A former U.S. Marine was sentenced to more than 16 years in federal prison this week for running “the cartel of all cartels,” a criminal organization that helped to smuggle tons of cocaine from South America through Mexico into the U.S. for the major Mexican cartels.
Angel Dominguez Ramirez Jr., who was born in Tamaulipas, Mexico, and holds dual U.S. and Mexican citizenship, was sentenced last week in a San Diego court to 195 months for conspiracy to launder money and traffic drugs internationally, according to a U.S. Department of Justice statement.
Dominguez founded and led a criminal organization he named “El Seguimiento 39,” according to court documents. The organization allegedly managed to create a first-of-its-kind alliance among some of the main Mexican cartels: the Beltran Leyva Organization (BLO), the Jalisco New Generation Cartel (CJNG), the Sinaloa Cartel, the Gulf Cartel (CDG), and the now-defunct Zetas group.
Seguimiento 39 was known as “the cartel of all cartels” among law enforcement officials in the U.S. and Mexico, a former Mexican Federal Police chief told VICE World News.
“This alliance between cartels at the same time working with authorities and officials in both countries was very worrying,” the former police chief said.
Dominguez began to ship cocaine for the cartels in 1994, after a car accident in North Carolina killed his two daughters, ages 3 and 4. The car crash also left him seriously injured and ended his military career, according to Dominguez’s lead attorney Nancee Schwartz’s sentencing memo.

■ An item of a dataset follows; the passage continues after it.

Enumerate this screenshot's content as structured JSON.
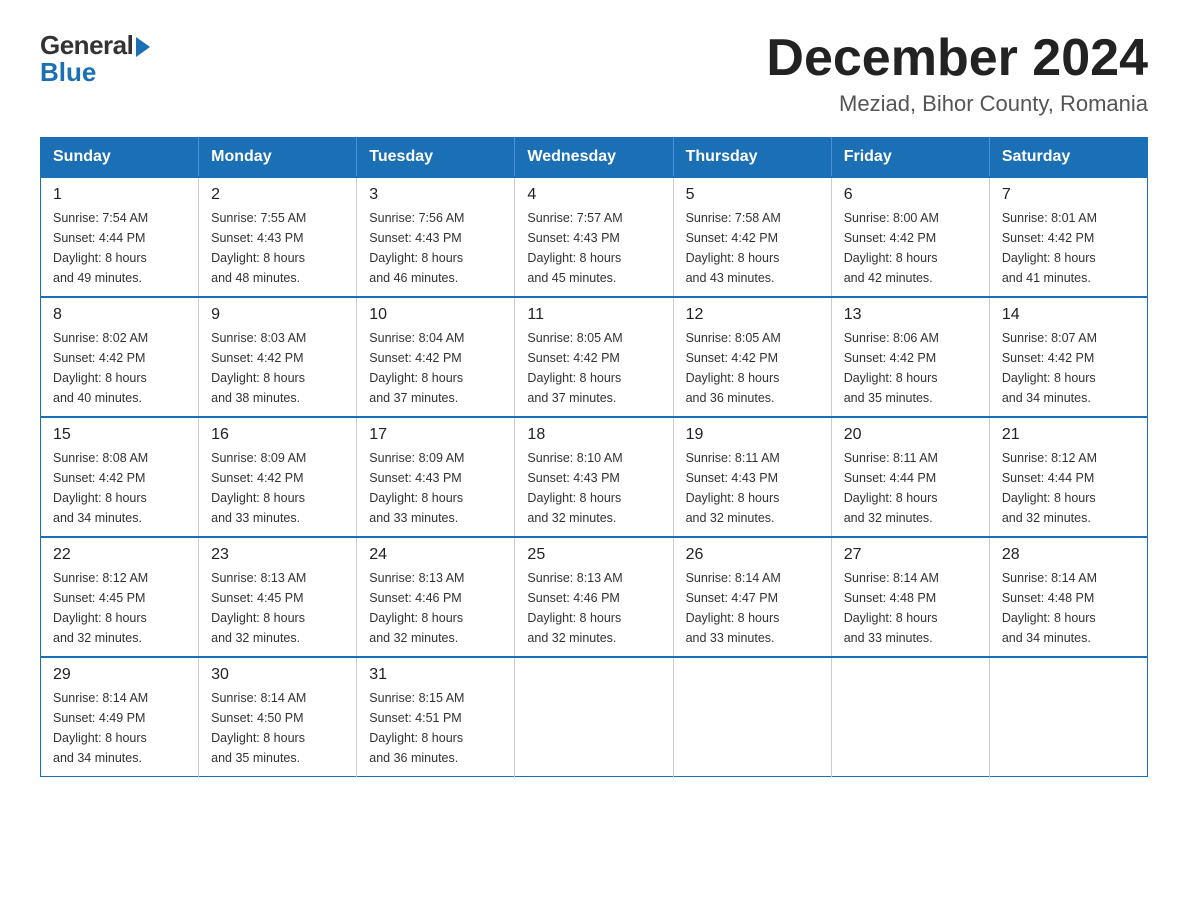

“He has never made an excuse for the direction he took, only to say that after the accident, he stopped caring. He was numb,” Schwartz wrote.
The organization smuggled at least 10 tons of cocaine a month into the United States when it was working at maximum capacity, and it sent about $10 million in drug proceeds back to Mexico monthly, authorities estimated.
“Dominguez purchased cocaine from sources of supply stretching from the Chiapas state of Mexico to Peru, including sources in Guatemala, Honduras, Costa Rica, Colombia, Venezuela, and Ecuador,” authorities said.
“Other publicly filed documents note that El Seg 39 also used its contacts with corrupt, high-level Mexican officials to thwart investigations into its drug trafficking activities,” the U.S. Department of Justice said.
One of those Mexican officials was Ivan Reyes Arzate, a Mexican Federal Police Intelligence Unit chief sentenced in February to 10 years in U.S. federal prison for facilitating sensitive information shared by the DEA to Mexican drug traffickers, including Dominguez, according to Arzate’s court files.
“Wiretap evidence demonstrates that he controlled every aspect of his organization,” Assistant U.S. Attorney Kyle Martin wrote in a sentencing memo.
During his first court appearance last fall, Dominguez, 50, pleaded guilty to all charges. He will receive credit for the nearly six years he’s already served behind bars.
Dominguez was arrested in 2016 and was extradited to San Diego.